Equate this to another scenario: Plan and pay for Vegas trip. Get to Vegas, yak up dealers, friends, and anyone willing to listen. Spend money to play cards, dice or vice of choice. Spend more money if you lose. Potentially come home with a bit more cash or much less than you went with. Same Same.
There are many things that a company can do in order to make their brand better known, and to reach students before they even hit a job fair, and to be on the top of their mind.
- Career Services gets a bad rap as a place where you don’t get much accomplished in trying to get connected to academia, or getting directly to students. And really, that’s not the primary function of their job at all universities. But if they are used correctly, as more of a conduit, than the end game. They can provide you with information about student groups, and groups, clubs or societies that are part of a major/school. They can provide information for you, and generally are happy to do so, if you are not walking in there and asking for a list of students that “are looking for jobs”.

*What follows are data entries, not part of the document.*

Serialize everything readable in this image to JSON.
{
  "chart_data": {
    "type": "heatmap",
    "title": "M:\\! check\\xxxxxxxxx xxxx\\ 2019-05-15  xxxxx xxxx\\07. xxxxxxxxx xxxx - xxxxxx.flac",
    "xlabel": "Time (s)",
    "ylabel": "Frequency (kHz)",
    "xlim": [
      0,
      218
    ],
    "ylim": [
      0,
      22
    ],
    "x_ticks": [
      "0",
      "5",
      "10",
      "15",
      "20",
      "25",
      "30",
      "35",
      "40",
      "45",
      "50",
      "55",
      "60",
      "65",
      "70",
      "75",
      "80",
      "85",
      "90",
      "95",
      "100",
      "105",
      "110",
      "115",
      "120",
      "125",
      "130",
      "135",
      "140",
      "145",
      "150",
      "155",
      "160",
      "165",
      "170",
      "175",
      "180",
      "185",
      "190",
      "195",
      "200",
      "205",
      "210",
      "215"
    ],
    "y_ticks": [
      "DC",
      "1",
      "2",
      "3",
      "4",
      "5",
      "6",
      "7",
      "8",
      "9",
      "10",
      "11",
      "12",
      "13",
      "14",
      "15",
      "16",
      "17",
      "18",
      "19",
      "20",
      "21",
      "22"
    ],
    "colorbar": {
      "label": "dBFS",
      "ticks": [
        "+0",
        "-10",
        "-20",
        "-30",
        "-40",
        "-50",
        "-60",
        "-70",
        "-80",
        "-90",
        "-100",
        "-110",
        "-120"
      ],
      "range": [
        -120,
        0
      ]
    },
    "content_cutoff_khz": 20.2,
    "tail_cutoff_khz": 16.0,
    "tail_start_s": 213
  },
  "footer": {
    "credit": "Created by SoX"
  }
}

- You can contact many of the groups etc. and find out when they have events that you can sponsor. This might be a dinner, or awards event, or even guest speaker. These students are happy to help. The money they may or may not get donated helps. But hey, this is college recruiting, and it takes money to make money, right? They are also going to help you with finding out about small-scale fairs for students in their disciplines. These typically have fewer, but more targeted attendees.
- You must kill the information session. In fact, it’s already dead, so you’ve saved time. Whatever is going to be provided in the “branding extravaganza” they can get in 15 minutes online, and…they like it that way. In this regard, faculty can be helpful. They want to get exposure for their students. Their students getting jobs is good business for them. But you’ve got to have something compelling to go in with that isn’t a “Rah-Rah” speech. If you can get candidates interested in your industry, you can get them interested in you. Remember that, and you’ll have some interesting stuff to deliver to them.
- Finally, and most importantly, you have to stick to what you say you’ll do. There’s a big reason most students are mistrusting of the current process as it stands – many in our profession don’t keep their word. When we say that we want to stay in touch with them through the year (maybe they are a junior who already has an internship, or a sophomore we cannot use just yet) we need to do so. When we say that we’ll be contacting candidates back in 2-3 weeks, we need to do so. Or at the very least, let them know that you’ll be contacting back students who were selected, by “x” date. At least they know, that if “x” date comes and there is no word from you, then they have their answer.
Now, I will say that there are exceptions to these rules – we all know that there are certain……let’s call them Big Boys, who can just show up, and people will flock, they have all the connections they need at the school to get the best 5-10 candidates from each discipline (again, money helps A LOT with these issues). And they can just play the same old notes and get what they need, what with all their cool t-shirts and all (They actually are quite witty, to be frank). But let’s face it, we’re not all companies the size of a 3rd world country, and aren’t all afforded that luxury.
So, are you going to be the active hunter, trying to seek out the people you want at your company, or do you want to roll the dice, and see if your number eventually comes up?
PS – I couldn’t resist. The Hangover WAS a great movie. I’m sure many a bachelor party was scratched due to it’s release, and many a reminiscent moment was had around the country. Go see it, or get it on that Netflix queue.
Don't build relationships and networks, and it's all a gamble.